ng there. Matthew had left town, we never saw Fowler again; I did not go to the Negro part of town anymore. Some of the Workshop kids were nice, but bafflement on their part and pride on mine kept a great distance between us. And the Workshop brass were cold. Apart from Rags and Madeleine, they simply ignored our relationship, ignored it with a condescending charity, treating us as though we had contracted some loathsome disease, which we couldn’t help. As for Rags, she once volunteered some motherly advice concerning Barbara’s destructiveness, and offered to send me to a psychiatrist. Madeleine was hurt and jealous, tried hard to understand, but couldn’t avoid realizing that she had been badly used—and she had been. She did not exactly stop speaking to us, but discovered that she had nothing to say, and, after the fiasco of To Quito and Back, returned to New York. And I was a little sorry to see her go. I liked her, and we had had fun together. And, while I knew that having fun wasn’t enough, I resented Barbara a little for having forced my hand so soon.

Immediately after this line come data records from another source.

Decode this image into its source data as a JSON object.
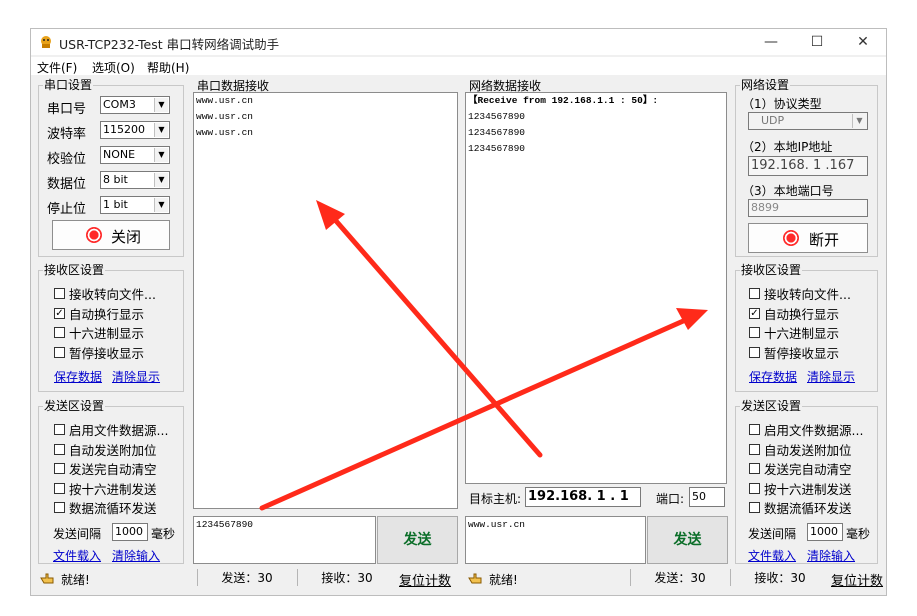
{
  "window": {
    "title": "USR-TCP232-Test 串口转网络调试助手",
    "controls": {
      "minimize": "—",
      "maximize": "☐",
      "close": "✕"
    }
  },
  "menu": [
    "文件(F)",
    "选项(O)",
    "帮助(H)"
  ],
  "serial_settings": {
    "title": "串口设置",
    "port_label": "串口号",
    "port_value": "COM3",
    "baud_label": "波特率",
    "baud_value": "115200",
    "parity_label": "校验位",
    "parity_value": "NONE",
    "databits_label": "数据位",
    "databits_value": "8 bit",
    "stopbits_label": "停止位",
    "stopbits_value": "1 bit",
    "close_button": "关闭"
  },
  "left_receive_settings": {
    "title": "接收区设置",
    "options": [
      {
        "label": "接收转向文件...",
        "checked": false
      },
      {
        "label": "自动换行显示",
        "checked": true
      },
      {
        "label": "十六进制显示",
        "checked": false
      },
      {
        "label": "暂停接收显示",
        "checked": false
      }
    ],
    "save_link": "保存数据",
    "clear_link": "清除显示"
  },
  "left_send_settings": {
    "title": "发送区设置",
    "options": [
      {
        "label": "启用文件数据源...",
        "checked": false
      },
      {
        "label": "自动发送附加位",
        "checked": false
      },
      {
        "label": "发送完自动清空",
        "checked": false
      },
      {
        "label": "按十六进制发送",
        "checked": false
      },
      {
        "label": "数据流循环发送",
        "checked": false
      }
    ],
    "interval_label": "发送间隔",
    "interval_value": "1000",
    "interval_unit": "毫秒",
    "load_link": "文件载入",
    "clear_input_link": "清除输入"
  },
  "serial_receive": {
    "title": "串口数据接收",
    "lines": [
      "www.usr.cn",
      "www.usr.cn",
      "www.usr.cn"
    ]
  },
  "serial_send": {
    "text": "1234567890",
    "send_button": "发送"
  },
  "network_receive": {
    "title": "网络数据接收",
    "lines": [
      "【Receive from 192.168.1.1 : 50】:",
      "1234567890",
      "1234567890",
      "1234567890"
    ]
  },
  "target": {
    "host_label": "目标主机:",
    "host_value": "192.168. 1 . 1",
    "port_label": "端口:",
    "port_value": "50"
  },
  "network_send": {
    "text": "www.usr.cn",
    "send_button": "发送"
  },
  "network_settings": {
    "title": "网络设置",
    "protocol_label": "（1）协议类型",
    "protocol_value": "UDP",
    "local_ip_label": "（2）本地IP地址",
    "local_ip_value": "192.168. 1 .167",
    "local_port_label": "（3）本地端口号",
    "local_port_value": "8899",
    "disconnect_button": "断开"
  },
  "right_receive_settings": {
    "title": "接收区设置",
    "options": [
      {
        "label": "接收转向文件...",
        "checked": false
      },
      {
        "label": "自动换行显示",
        "checked": true
      },
      {
        "label": "十六进制显示",
        "checked": false
      },
      {
        "label": "暂停接收显示",
        "checked": false
      }
    ],
    "save_link": "保存数据",
    "clear_link": "清除显示"
  },
  "right_send_settings": {
    "title": "发送区设置",
    "options": [
      {
        "label": "启用文件数据源...",
        "checked": false
      },
      {
        "label": "自动发送附加位",
        "checked": false
      },
      {
        "label": "发送完自动清空",
        "checked": false
      },
      {
        "label": "按十六进制发送",
        "checked": false
      },
      {
        "label": "数据流循环发送",
        "checked": false
      }
    ],
    "interval_label": "发送间隔",
    "interval_value": "1000",
    "interval_unit": "毫秒",
    "load_link": "文件载入",
    "clear_input_link": "清除输入"
  },
  "status_left": {
    "ready": "就绪!",
    "sent": "发送：30",
    "received": "接收：30",
    "reset": "复位计数"
  },
  "status_right": {
    "ready": "就绪!",
    "sent": "发送：30",
    "received": "接收：30",
    "reset": "复位计数"
  },
  "colors": {
    "arrow": "#ff2a1a",
    "send_text": "#0a6e28",
    "link": "#0000cc",
    "lamp": "#ff2a2a"
  }
}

  We started out a little late the day we climbed the mountain, and the sun began going down when we were a little more than halfway up. I was pushing us hard, not only because of the sun, but because I was terribly afraid that people might realize that we intended to spend the night on the mountain and follow us up and kill us. We hadn’t driven through town, but had taken the long back road which led to the foot of the mountain. I had parked the car there, off the road, in a clump of trees. No one had seen us, as far as I could tell, except a couple of the ladies in the old ladies’ home. This old ladies’ home sat in the clearing at the foot of the mountain, and the old ladies sat on the deeply shaded veranda, flashing their silver spectacles and their silver hair. Two of them had watched Barbara and me, as we disappeared up the trail. But everyone else, hopefully, would suppose us to be at home.